Task goal >>
Produce a character-for-character copy of the data below.

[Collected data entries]
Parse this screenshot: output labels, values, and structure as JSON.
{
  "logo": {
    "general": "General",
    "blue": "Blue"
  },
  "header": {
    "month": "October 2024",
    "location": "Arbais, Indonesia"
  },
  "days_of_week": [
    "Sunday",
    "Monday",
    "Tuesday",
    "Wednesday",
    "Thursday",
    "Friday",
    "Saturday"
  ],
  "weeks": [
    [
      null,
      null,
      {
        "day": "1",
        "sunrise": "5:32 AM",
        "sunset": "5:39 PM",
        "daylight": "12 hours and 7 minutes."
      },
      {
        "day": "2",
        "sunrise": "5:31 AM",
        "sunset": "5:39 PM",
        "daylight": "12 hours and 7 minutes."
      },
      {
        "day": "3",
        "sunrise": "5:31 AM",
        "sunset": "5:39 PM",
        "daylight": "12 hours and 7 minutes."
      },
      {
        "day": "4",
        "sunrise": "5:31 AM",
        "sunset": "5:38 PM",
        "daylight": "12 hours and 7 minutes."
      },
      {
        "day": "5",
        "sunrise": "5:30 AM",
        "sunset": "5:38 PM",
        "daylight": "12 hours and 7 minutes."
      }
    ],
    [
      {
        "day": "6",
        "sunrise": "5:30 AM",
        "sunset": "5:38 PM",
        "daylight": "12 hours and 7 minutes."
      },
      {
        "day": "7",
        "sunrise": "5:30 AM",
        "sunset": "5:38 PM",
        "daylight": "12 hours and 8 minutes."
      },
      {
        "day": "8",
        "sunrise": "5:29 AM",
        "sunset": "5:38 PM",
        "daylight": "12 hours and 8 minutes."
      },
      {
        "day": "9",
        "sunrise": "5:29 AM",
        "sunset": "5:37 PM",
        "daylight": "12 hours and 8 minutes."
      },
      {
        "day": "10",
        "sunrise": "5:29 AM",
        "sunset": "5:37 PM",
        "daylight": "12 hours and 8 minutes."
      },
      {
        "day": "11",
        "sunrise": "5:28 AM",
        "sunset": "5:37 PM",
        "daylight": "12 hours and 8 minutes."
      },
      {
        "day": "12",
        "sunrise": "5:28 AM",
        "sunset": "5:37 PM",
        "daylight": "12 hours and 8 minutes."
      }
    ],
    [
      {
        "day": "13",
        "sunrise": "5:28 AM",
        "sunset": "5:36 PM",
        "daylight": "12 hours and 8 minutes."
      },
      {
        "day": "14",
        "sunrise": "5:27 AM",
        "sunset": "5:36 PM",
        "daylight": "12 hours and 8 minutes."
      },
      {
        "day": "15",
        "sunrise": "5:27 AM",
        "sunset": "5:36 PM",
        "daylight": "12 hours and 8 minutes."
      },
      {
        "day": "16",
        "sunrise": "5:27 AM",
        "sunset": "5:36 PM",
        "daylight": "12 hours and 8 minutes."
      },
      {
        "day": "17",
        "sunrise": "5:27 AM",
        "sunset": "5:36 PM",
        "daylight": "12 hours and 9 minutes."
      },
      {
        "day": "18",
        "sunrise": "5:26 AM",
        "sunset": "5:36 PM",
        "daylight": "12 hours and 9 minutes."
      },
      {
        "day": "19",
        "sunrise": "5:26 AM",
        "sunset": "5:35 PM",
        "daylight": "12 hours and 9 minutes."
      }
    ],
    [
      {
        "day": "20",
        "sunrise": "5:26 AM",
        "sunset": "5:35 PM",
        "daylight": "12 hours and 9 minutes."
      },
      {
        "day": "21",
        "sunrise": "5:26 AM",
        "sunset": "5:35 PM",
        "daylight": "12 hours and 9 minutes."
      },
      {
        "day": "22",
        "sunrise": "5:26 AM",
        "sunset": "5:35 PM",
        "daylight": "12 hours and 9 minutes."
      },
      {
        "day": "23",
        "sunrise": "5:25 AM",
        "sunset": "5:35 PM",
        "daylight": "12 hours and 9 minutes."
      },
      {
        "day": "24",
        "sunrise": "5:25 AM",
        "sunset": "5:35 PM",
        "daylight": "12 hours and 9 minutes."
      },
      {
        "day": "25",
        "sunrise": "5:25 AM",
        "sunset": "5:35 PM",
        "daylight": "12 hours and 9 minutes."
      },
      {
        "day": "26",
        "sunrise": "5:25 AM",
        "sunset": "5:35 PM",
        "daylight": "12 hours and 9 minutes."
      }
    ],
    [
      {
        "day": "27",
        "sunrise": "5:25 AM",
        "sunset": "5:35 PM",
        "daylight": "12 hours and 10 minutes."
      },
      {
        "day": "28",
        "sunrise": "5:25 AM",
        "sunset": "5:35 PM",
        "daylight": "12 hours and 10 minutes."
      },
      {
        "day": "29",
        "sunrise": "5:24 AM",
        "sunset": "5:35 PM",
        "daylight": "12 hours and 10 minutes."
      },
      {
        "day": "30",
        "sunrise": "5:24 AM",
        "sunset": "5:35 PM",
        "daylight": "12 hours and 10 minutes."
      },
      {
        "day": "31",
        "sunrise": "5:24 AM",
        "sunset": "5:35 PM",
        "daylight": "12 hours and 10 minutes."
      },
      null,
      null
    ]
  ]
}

Completed exercise >>
Parse this screenshot: output labels, values, and structure as JSON.
{
  "logo": {
    "general": "General",
    "blue": "Blue"
  },
  "header": {
    "month": "October 2024",
    "location": "Arbais, Indonesia"
  },
  "days_of_week": [
    "Sunday",
    "Monday",
    "Tuesday",
    "Wednesday",
    "Thursday",
    "Friday",
    "Saturday"
  ],
  "weeks": [
    [
      null,
      null,
      {
        "day": "1",
        "sunrise": "5:32 AM",
        "sunset": "5:39 PM",
        "daylight": "12 hours and 7 minutes."
      },
      {
        "day": "2",
        "sunrise": "5:31 AM",
        "sunset": "5:39 PM",
        "daylight": "12 hours and 7 minutes."
      },
      {
        "day": "3",
        "sunrise": "5:31 AM",
        "sunset": "5:39 PM",
        "daylight": "12 hours and 7 minutes."
      },
      {
        "day": "4",
        "sunrise": "5:31 AM",
        "sunset": "5:38 PM",
        "daylight": "12 hours and 7 minutes."
      },
      {
        "day": "5",
        "sunrise": "5:30 AM",
        "sunset": "5:38 PM",
        "daylight": "12 hours and 7 minutes."
      }
    ],
    [
      {
        "day": "6",
        "sunrise": "5:30 AM",
        "sunset": "5:38 PM",
        "daylight": "12 hours and 7 minutes."
      },
      {
        "day": "7",
        "sunrise": "5:30 AM",
        "sunset": "5:38 PM",
        "daylight": "12 hours and 8 minutes."
      },
      {
        "day": "8",
        "sunrise": "5:29 AM",
        "sunset": "5:38 PM",
        "daylight": "12 hours and 8 minutes."
      },
      {
        "day": "9",
        "sunrise": "5:29 AM",
        "sunset": "5:37 PM",
        "daylight": "12 hours and 8 minutes."
      },
      {
        "day": "10",
        "sunrise": "5:29 AM",
        "sunset": "5:37 PM",
        "daylight": "12 hours and 8 minutes."
      },
      {
        "day": "11",
        "sunrise": "5:28 AM",
        "sunset": "5:37 PM",
        "daylight": "12 hours and 8 minutes."
      },
      {
        "day": "12",
        "sunrise": "5:28 AM",
        "sunset": "5:37 PM",
        "daylight": "12 hours and 8 minutes."
      }
    ],
    [
      {
        "day": "13",
        "sunrise": "5:28 AM",
        "sunset": "5:36 PM",
        "daylight": "12 hours and 8 minutes."
      },
      {
        "day": "14",
        "sunrise": "5:27 AM",
        "sunset": "5:36 PM",
        "daylight": "12 hours and 8 minutes."
      },
      {
        "day": "15",
        "sunrise": "5:27 AM",
        "sunset": "5:36 PM",
        "daylight": "12 hours and 8 minutes."
      },
      {
        "day": "16",
        "sunrise": "5:27 AM",
        "sunset": "5:36 PM",
        "daylight": "12 hours and 8 minutes."
      },
      {
        "day": "17",
        "sunrise": "5:27 AM",
        "sunset": "5:36 PM",
        "daylight": "12 hours and 9 minutes."
      },
      {
        "day": "18",
        "sunrise": "5:26 AM",
        "sunset": "5:36 PM",
        "daylight": "12 hours and 9 minutes."
      },
      {
        "day": "19",
        "sunrise": "5:26 AM",
        "sunset": "5:35 PM",
        "daylight": "12 hours and 9 minutes."
      }
    ],
    [
      {
        "day": "20",
        "sunrise": "5:26 AM",
        "sunset": "5:35 PM",
        "daylight": "12 hours and 9 minutes."
      },
      {
        "day": "21",
        "sunrise": "5:26 AM",
        "sunset": "5:35 PM",
        "daylight": "12 hours and 9 minutes."
      },
      {
        "day": "22",
        "sunrise": "5:26 AM",
        "sunset": "5:35 PM",
        "daylight": "12 hours and 9 minutes."
      },
      {
        "day": "23",
        "sunrise": "5:25 AM",
        "sunset": "5:35 PM",
        "daylight": "12 hours and 9 minutes."
      },
      {
        "day": "24",
        "sunrise": "5:25 AM",
        "sunset": "5:35 PM",
        "daylight": "12 hours and 9 minutes."
      },
      {
        "day": "25",
        "sunrise": "5:25 AM",
        "sunset": "5:35 PM",
        "daylight": "12 hours and 9 minutes."
      },
      {
        "day": "26",
        "sunrise": "5:25 AM",
        "sunset": "5:35 PM",
        "daylight": "12 hours and 9 minutes."
      }
    ],
    [
      {
        "day": "27",
        "sunrise": "5:25 AM",
        "sunset": "5:35 PM",
        "daylight": "12 hours and 10 minutes."
      },
      {
        "day": "28",
        "sunrise": "5:25 AM",
        "sunset": "5:35 PM",
        "daylight": "12 hours and 10 minutes."
      },
      {
        "day": "29",
        "sunrise": "5:24 AM",
        "sunset": "5:35 PM",
        "daylight": "12 hours and 10 minutes."
      },
      {
        "day": "30",
        "sunrise": "5:24 AM",
        "sunset": "5:35 PM",
        "daylight": "12 hours and 10 minutes."
      },
      {
        "day": "31",
        "sunrise": "5:24 AM",
        "sunset": "5:35 PM",
        "daylight": "12 hours and 10 minutes."
      },
      null,
      null
    ]
  ]
}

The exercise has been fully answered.